Saw it last summer, wasn’t that impressed with it. The tour starts with a 10-minute movie in the visitor center, then everyone gets herded onto buses and driven a mile or so to the factory. Park outside, take stairs down into the basement, walk to center of factory, take elevator to observation deck, where the tour guide gives a brief narration of what happens in this part of the factory as you gaze out over a collection of partially-completed aircraft. Sorry, no photos allowed. Then you go back out to the bus, drive a couple hundred yards down the factory building, and repeat the ingress/observation/egress cycle. Repeat again, then head back to visitor center. I found that visitor center to be more interesting, since it had a number of airplane parts (engines, 747 vertical stabilizer, 787 fuselage section) on display.

If you’re in Seattle with limited time, much better to visit the Musem of Flight. It’s absolutely massive, and has some very cool planes on display:

-Air Force One, the one that carried Kennedy et al. (you can walk through it)
-Concorde (also walkable)
-“City of Everett,” the first 747 ever to fly
-space shuttle trainer

On the east coast, Baltimore has the B&O Railroad museum. Less about science and technology, but lots of history, and a large array of beautifully restored rolling stock.

Engineers visiting Washington DC must see the Smithsonian Air & Space Museum - the one on the mall, and also the Udvar-Hazy center.
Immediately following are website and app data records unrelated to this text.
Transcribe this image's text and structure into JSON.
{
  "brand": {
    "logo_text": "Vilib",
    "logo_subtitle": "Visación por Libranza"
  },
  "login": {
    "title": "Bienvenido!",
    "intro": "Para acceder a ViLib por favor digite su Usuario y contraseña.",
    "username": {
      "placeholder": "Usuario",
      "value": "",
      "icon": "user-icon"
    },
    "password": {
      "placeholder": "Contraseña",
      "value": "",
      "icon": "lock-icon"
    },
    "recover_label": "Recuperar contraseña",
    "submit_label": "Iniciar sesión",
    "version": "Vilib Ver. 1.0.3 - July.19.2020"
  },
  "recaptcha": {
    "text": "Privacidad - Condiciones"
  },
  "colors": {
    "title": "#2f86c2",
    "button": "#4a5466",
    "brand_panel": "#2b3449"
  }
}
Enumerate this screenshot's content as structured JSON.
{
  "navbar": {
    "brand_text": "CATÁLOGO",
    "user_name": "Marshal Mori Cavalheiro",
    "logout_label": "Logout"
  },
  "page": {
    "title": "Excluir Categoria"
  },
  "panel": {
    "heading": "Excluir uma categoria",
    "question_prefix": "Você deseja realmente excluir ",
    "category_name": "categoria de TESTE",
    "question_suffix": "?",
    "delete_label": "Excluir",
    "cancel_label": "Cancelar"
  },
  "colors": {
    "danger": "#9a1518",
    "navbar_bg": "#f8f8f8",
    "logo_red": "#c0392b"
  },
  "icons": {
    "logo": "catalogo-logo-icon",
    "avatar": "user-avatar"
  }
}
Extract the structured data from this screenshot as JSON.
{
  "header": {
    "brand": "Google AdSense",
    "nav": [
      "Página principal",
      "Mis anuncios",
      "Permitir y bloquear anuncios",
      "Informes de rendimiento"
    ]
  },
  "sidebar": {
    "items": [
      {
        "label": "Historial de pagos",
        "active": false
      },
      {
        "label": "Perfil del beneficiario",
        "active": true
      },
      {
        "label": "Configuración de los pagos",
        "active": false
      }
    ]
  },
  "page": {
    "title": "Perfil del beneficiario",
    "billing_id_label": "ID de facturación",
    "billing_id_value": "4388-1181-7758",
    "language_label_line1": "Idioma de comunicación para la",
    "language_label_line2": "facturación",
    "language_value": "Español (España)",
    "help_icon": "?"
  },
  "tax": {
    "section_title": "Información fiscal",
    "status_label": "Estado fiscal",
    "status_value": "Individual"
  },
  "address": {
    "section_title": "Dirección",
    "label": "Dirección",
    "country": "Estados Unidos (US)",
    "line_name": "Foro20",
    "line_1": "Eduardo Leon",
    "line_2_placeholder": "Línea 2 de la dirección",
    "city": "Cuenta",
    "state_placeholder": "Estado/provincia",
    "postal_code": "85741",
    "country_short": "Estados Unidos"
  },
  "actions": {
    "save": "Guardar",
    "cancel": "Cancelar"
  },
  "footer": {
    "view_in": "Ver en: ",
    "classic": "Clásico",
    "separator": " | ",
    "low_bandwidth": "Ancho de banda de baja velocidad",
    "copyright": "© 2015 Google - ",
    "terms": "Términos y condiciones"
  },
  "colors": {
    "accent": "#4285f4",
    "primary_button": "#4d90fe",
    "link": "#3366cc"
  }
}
Years ago my brother worked for General Dynamics in Forth Worth, and he gave me a tour of the mile-long F-16 assembly building there. I don’t know if similar access is given to the general public, but it’s worth looking into. It was like the Boeing factory tour, except I was close enough to touch aircraft parts.

I did one last year - the Panama Canal. It lived up to every expectation.

On my list to do: The Smithsonian.

Backstage at Disney World.

The engineering of the shows has to be incredible, and even more so, the logistics. Every single thing in the park has been placed where it is for a specific reason. A random planter is designed to split the traffic flow just so, the waiting area queues are designed to move people in the most efficient manner, etc.

Similarly, I’ve heard that cruise ships offer behind-the-scenes tours. They might show the bridge and engine room, of course, but they might also show the kitchens and food storage areas. This might sound prosaic but the amount of food they have to store, prepare and serve is awesome. I’ve seen YouTube videos of such tours. There will be pallet after pallet of vegetables or steak, an assembly line to prepare the desserts and a whole area set up to break down and crush the cardboard packaging.

I liked the Boeing tour, although I’ve also enjoyed some objectively quite boring industrial tours in my day. I just thought I’d add that at the same airport, there’s the Flying Heritage museum which is Paul Allen’s world-class collection of vintage fighter planes. It’s not as big as the MofF but there’s some seriously cool stuff there.

Steam Town.